ODirector Mamoru Hosoda uses universal character dynamics in
to show growth is a lifelong pursuit. By Charles Solomon.
ver the last decade, Mamoru Hosoda has established himself as one of the most interesting writer-directors working in animation with a string of original, compelling features: The Girl Who Leapt Through Time (2006), Summer Wars (2009), Wolf Children (2012) and The Boy and the Beast (2015).
Although it was the No. 2 box-office earner in Japan in 2015 — pulling in ¥5.85 billion (about U.S. $48.6 million) — The Boy and the Beast had only a brief Oscar-qualifying run in America (in Japanese) and failed to attract much attention. Funimation released March 4 the English dub, which should help bring the film the audience it deserves.
After the death of his mother, sulky Kyuta (Eric Vale) runs away from his stuffy relatives. As he roams Shibuya, he stumbles onto a passageway to the Juntengai, an alternate city of monsters. There he encounters Kumatetsu (John Swasey), an ursine martial artist who may become the next ruler of the realm.
Kumatetsu is loud, crude, slovenly and bad-tempered. Kyuta’s repulsed by his demeanor but attracted by his strength. He asks for training. These characters don’t form a touchy-feely Daniel-Mr. Miyagi bond. They squabble and learn and grow, a process Hosoda captures by juxtaposing slapstick and reflective sequences.
Hosoda discussed making Boy and Beast in a recent email interview, beginning with his thoughts on the unusual master-student relationship at the heart of the film.

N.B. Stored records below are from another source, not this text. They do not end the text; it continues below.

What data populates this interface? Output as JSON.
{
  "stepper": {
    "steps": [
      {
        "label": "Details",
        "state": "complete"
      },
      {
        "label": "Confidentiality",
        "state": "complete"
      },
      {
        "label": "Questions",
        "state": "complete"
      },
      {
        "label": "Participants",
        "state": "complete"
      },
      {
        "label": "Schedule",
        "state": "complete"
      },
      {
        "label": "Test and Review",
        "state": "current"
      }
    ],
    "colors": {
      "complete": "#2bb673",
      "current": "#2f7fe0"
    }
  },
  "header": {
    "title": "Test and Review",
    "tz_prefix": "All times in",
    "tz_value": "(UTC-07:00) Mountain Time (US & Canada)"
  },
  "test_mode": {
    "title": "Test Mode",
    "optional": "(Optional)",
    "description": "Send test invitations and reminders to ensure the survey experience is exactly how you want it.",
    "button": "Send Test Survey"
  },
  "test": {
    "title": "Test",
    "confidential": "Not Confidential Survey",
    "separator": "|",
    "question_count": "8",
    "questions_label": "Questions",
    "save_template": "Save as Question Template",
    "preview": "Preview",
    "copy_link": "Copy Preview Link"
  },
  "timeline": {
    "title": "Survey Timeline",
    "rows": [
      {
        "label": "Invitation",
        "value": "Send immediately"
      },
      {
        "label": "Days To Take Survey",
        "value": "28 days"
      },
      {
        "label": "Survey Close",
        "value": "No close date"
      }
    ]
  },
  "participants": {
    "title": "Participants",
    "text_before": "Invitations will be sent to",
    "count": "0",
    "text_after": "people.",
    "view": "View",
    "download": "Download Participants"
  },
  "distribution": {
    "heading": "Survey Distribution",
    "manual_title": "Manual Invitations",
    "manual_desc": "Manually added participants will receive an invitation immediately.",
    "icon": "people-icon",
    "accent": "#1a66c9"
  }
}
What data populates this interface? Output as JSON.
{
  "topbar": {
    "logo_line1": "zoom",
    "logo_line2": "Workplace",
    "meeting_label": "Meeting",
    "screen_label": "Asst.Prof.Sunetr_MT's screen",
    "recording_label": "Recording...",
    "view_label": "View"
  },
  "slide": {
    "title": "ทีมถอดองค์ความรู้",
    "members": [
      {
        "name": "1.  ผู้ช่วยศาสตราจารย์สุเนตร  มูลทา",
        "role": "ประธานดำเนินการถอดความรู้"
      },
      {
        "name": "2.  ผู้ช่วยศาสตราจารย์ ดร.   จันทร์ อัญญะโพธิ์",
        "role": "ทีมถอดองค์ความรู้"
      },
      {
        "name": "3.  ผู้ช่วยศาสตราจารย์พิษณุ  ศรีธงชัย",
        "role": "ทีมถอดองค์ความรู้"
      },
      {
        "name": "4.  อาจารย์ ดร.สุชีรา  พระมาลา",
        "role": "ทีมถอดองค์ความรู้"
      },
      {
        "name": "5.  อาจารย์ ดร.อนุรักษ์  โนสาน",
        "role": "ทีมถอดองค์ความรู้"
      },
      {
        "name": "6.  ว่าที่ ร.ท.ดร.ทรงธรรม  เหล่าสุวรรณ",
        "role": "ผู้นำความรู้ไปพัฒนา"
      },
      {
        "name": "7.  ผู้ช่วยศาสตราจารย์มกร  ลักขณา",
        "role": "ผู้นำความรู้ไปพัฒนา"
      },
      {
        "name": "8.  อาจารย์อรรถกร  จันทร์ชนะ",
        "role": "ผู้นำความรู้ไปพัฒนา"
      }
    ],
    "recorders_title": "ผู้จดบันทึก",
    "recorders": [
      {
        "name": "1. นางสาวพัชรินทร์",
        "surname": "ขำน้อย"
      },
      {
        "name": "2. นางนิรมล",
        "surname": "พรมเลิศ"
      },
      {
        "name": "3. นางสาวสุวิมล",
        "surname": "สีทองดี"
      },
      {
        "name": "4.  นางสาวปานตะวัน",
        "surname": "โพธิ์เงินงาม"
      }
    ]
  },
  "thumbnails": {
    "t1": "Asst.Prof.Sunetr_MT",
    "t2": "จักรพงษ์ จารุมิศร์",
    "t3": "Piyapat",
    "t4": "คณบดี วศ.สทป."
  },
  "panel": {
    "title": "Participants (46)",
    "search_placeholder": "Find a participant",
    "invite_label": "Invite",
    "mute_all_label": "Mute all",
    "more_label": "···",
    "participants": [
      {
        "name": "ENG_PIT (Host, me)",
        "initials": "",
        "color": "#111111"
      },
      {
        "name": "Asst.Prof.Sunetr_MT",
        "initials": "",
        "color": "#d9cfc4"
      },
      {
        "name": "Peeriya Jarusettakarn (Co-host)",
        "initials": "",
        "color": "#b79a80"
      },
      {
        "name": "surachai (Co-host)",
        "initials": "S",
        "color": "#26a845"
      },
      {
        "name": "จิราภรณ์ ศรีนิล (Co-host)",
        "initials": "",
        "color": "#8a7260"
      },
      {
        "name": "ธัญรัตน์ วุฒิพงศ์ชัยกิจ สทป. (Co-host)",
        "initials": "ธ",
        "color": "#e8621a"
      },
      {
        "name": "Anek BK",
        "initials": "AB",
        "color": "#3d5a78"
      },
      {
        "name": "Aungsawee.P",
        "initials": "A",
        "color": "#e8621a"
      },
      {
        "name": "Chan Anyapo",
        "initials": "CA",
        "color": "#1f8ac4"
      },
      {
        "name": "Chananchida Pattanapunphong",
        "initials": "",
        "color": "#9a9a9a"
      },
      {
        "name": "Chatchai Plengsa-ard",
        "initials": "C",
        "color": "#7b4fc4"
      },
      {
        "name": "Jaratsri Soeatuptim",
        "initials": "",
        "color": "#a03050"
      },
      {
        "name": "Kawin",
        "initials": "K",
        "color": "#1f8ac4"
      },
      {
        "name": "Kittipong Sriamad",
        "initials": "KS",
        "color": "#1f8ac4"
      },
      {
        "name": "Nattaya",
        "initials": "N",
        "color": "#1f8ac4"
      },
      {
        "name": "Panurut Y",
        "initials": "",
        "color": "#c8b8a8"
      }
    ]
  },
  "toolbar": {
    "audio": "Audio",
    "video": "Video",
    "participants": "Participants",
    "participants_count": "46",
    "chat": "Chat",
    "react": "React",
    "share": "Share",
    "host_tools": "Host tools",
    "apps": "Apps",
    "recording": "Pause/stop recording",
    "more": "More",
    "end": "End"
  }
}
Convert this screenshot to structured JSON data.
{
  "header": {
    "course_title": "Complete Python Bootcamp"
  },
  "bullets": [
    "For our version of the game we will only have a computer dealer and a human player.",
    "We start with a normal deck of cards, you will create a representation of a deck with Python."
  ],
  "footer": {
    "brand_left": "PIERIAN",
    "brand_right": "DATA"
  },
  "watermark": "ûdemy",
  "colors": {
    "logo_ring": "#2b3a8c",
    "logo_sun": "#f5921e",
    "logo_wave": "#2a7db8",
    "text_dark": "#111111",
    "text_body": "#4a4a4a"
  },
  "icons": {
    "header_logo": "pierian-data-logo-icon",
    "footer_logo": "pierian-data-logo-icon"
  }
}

“During the growth process, children experience turmoil and a sense of things lacking within them,” he says. “I wanted to depict that not in a dualistic ‘light and dark’ way, but in a positive way, as part of the processes necessary to growing up. Everyone loses sight of their own identity at times, and children live with the burden of their insufficiencies. Adults tend to look for the ‘right answer,’ but it’s the process that’s important. I wanted to scrupu-